Cite this dataset

Hansen, Jenny et al. (2021). Social environment shapes female settlement decisions in a solitary carnivore [Dataset]. Dryad.

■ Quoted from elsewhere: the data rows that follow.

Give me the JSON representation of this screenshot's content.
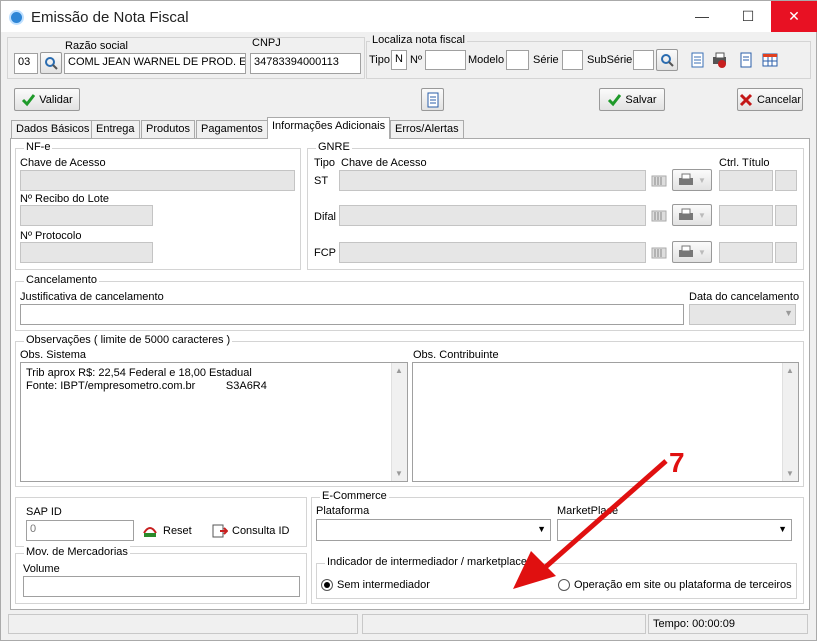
{
  "window": {
    "title": "Emissão de Nota Fiscal",
    "minimize": "—",
    "maximize": "☐",
    "close": "✕"
  },
  "header": {
    "code_value": "03",
    "razao_label": "Razão social",
    "razao_value": "COML JEAN WARNEL DE PROD. ESP.",
    "cnpj_label": "CNPJ",
    "cnpj_value": "34783394000113",
    "localiza_label": "Localiza nota fiscal",
    "tipo_label": "Tipo",
    "tipo_value": "N",
    "no_label": "Nº",
    "modelo_label": "Modelo",
    "serie_label": "Série",
    "subserie_label": "SubSérie"
  },
  "toolbar": {
    "validar": "Validar",
    "salvar": "Salvar",
    "cancelar": "Cancelar"
  },
  "tabs": [
    {
      "label": "Dados Básicos"
    },
    {
      "label": "Entrega"
    },
    {
      "label": "Produtos"
    },
    {
      "label": "Pagamentos"
    },
    {
      "label": "Informações Adicionais"
    },
    {
      "label": "Erros/Alertas"
    }
  ],
  "nfe": {
    "title": "NF-e",
    "chave_label": "Chave de Acesso",
    "recibo_label": "Nº Recibo do Lote",
    "protocolo_label": "Nº Protocolo"
  },
  "gnre": {
    "title": "GNRE",
    "tipo_label": "Tipo",
    "chave_label": "Chave de Acesso",
    "ctrl_label": "Ctrl. Título",
    "rows": [
      {
        "label": "ST"
      },
      {
        "label": "Difal"
      },
      {
        "label": "FCP"
      }
    ]
  },
  "cancelamento": {
    "title": "Cancelamento",
    "justificativa_label": "Justificativa de cancelamento",
    "data_label": "Data do cancelamento"
  },
  "observacoes": {
    "title": "Observações ( limite de 5000 caracteres )",
    "sistema_label": "Obs. Sistema",
    "sistema_line1": "Trib aprox R$: 22,54 Federal e 18,00 Estadual",
    "sistema_line2": "Fonte: IBPT/empresometro.com.br          S3A6R4",
    "contribuinte_label": "Obs. Contribuinte"
  },
  "sap": {
    "label": "SAP ID",
    "value": "0",
    "reset": "Reset",
    "consulta": "Consulta ID"
  },
  "mov": {
    "title": "Mov. de Mercadorias",
    "volume_label": "Volume"
  },
  "ecommerce": {
    "title": "E-Commerce",
    "plataforma_label": "Plataforma",
    "marketplace_label": "MarketPlace",
    "intermediador_title": "Indicador de intermediador / marketplace",
    "opt_sem": "Sem intermediador",
    "opt_terceiros": "Operação em site ou plataforma de terceiros"
  },
  "annotation": {
    "number": "7",
    "color": "#e01010"
  },
  "status": {
    "tempo": "Tempo: 00:00:09"
  }
}
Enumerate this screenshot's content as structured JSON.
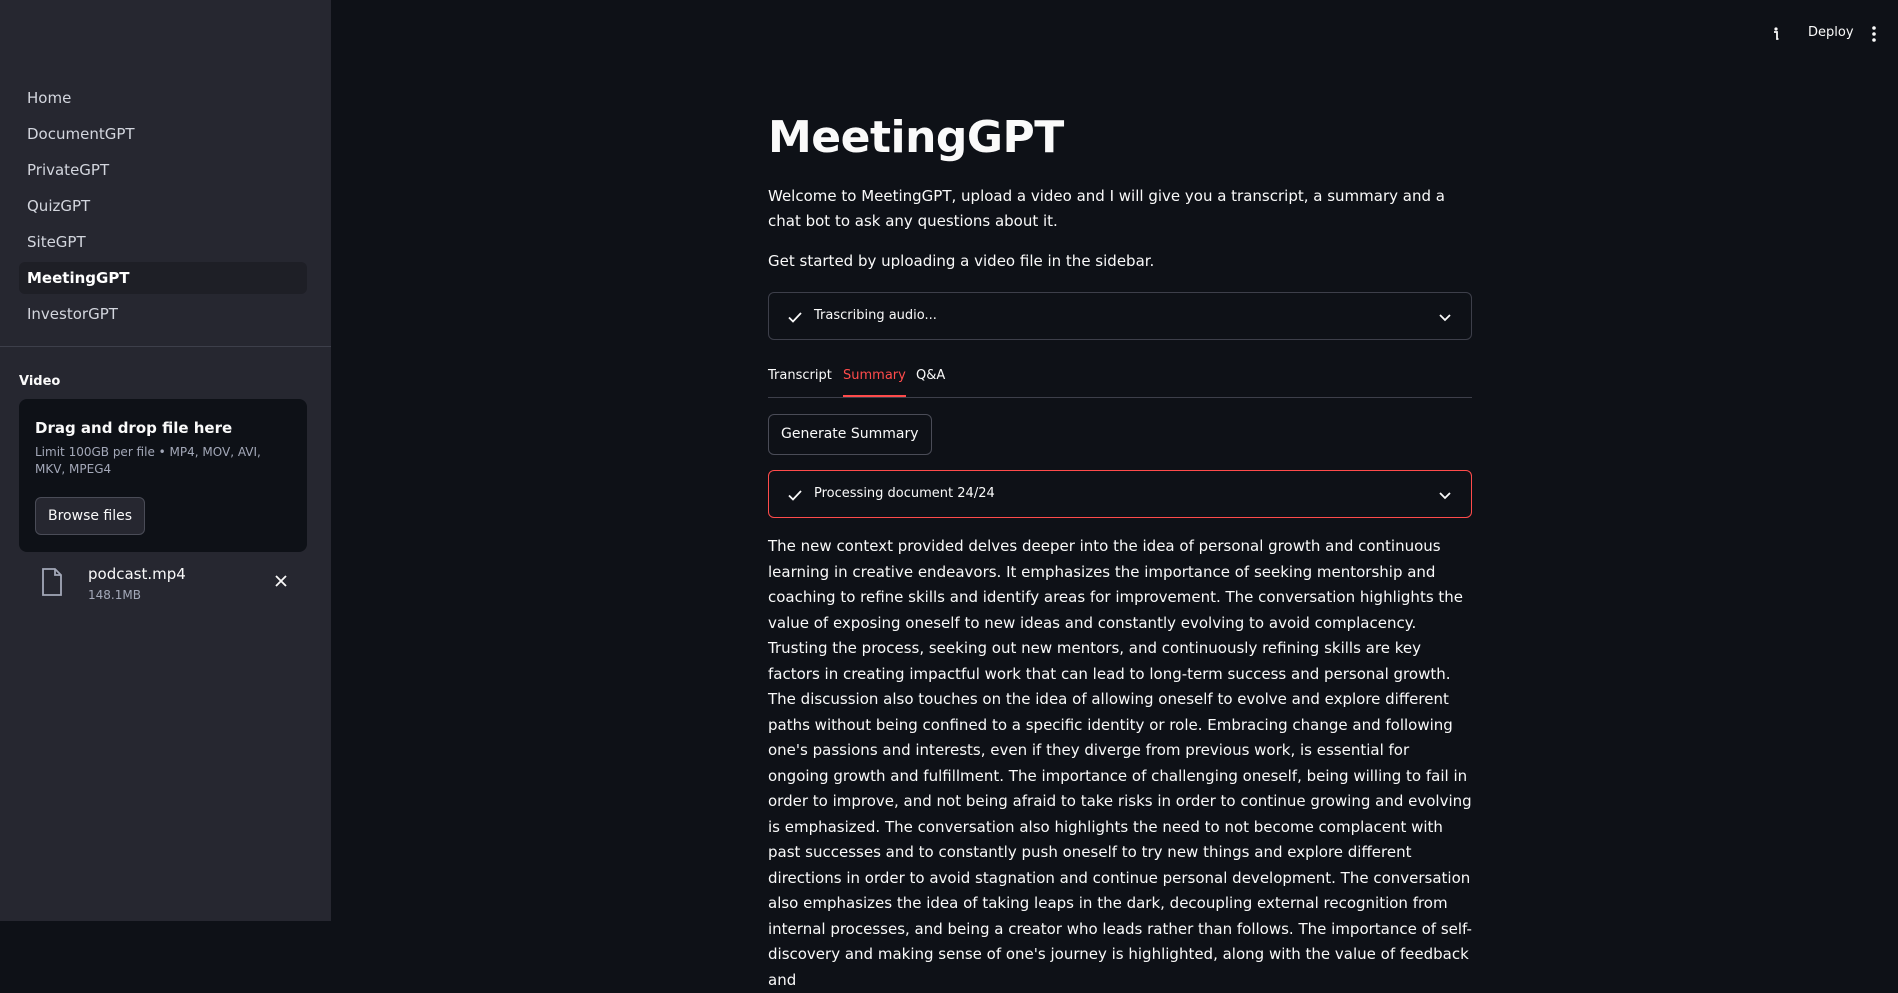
{
  "sidebar": {
    "nav_items": [
      {
        "label": "Home"
      },
      {
        "label": "DocumentGPT"
      },
      {
        "label": "PrivateGPT"
      },
      {
        "label": "QuizGPT"
      },
      {
        "label": "SiteGPT"
      },
      {
        "label": "MeetingGPT",
        "active": true
      },
      {
        "label": "InvestorGPT"
      }
    ],
    "video_label": "Video",
    "uploader": {
      "title": "Drag and drop file here",
      "limit": "Limit 100GB per file • MP4, MOV, AVI, MKV, MPEG4",
      "browse_label": "Browse files"
    },
    "file": {
      "name": "podcast.mp4",
      "size": "148.1MB",
      "icon": "file-icon"
    }
  },
  "topbar": {
    "deploy_label": "Deploy"
  },
  "main": {
    "title": "MeetingGPT",
    "intro": "Welcome to MeetingGPT, upload a video and I will give you a transcript, a summary and a chat bot to ask any questions about it.",
    "intro2": "Get started by uploading a video file in the sidebar.",
    "status_transcribe": "Trascribing audio...",
    "tabs": [
      {
        "label": "Transcript"
      },
      {
        "label": "Summary",
        "active": true
      },
      {
        "label": "Q&A"
      }
    ],
    "generate_label": "Generate Summary",
    "status_processing": "Processing document 24/24",
    "summary": "The new context provided delves deeper into the idea of personal growth and continuous learning in creative endeavors. It emphasizes the importance of seeking mentorship and coaching to refine skills and identify areas for improvement. The conversation highlights the value of exposing oneself to new ideas and constantly evolving to avoid complacency. Trusting the process, seeking out new mentors, and continuously refining skills are key factors in creating impactful work that can lead to long-term success and personal growth. The discussion also touches on the idea of allowing oneself to evolve and explore different paths without being confined to a specific identity or role. Embracing change and following one's passions and interests, even if they diverge from previous work, is essential for ongoing growth and fulfillment. The importance of challenging oneself, being willing to fail in order to improve, and not being afraid to take risks in order to continue growing and evolving is emphasized. The conversation also highlights the need to not become complacent with past successes and to constantly push oneself to try new things and explore different directions in order to avoid stagnation and continue personal development. The conversation also emphasizes the idea of taking leaps in the dark, decoupling external recognition from internal processes, and being a creator who leads rather than follows. The importance of self-discovery and making sense of one's journey is highlighted, along with the value of feedback and"
  },
  "colors": {
    "background": "#0e1117",
    "sidebar": "#262730",
    "accent": "#ff4b4b",
    "text": "#fafafa"
  }
}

How and where a female selects an area to settle and breed is of central importance in dispersal and population ecology as it governs range expansion and gene flow. Social structure and organization have been shown to influence settlement decisions, but its importance in settlement of large, solitary mammals is largely unknown. We investigate how the identity of overlapping conspecifics on the landscape, acquired during the maternal care period, influences selection of settlement home ranges in a non-territorial, solitary mammal using location data of 56 female brown bears (Ursus arctos). We used a resource selection function to determine whether females’ settlement behavior was influenced by presence of their mother, related females, familiar females, and female population density. Hunting may remove mothers and result in socio-spatial changes prior to settlement. We compared overlap between settling females and their mother’s concurrent or most recent home ranges to examine the settling female’s response to the absence or presence of her mother on the landscape. We found that females selected settlement home ranges that overlapped their mother’s home range, familiar females, i.e. those they had previously overlapped with, and areas with higher density than their natal ranges. However, they did not select areas overlapping related females. We also found that when mothers were removed from the landscape, female offspring selected settlement home ranges with greater overlap of their mother’s range, compared with mothers who were alive. Our results suggest that females are acquiring and using information about their social environment when making settlement decisions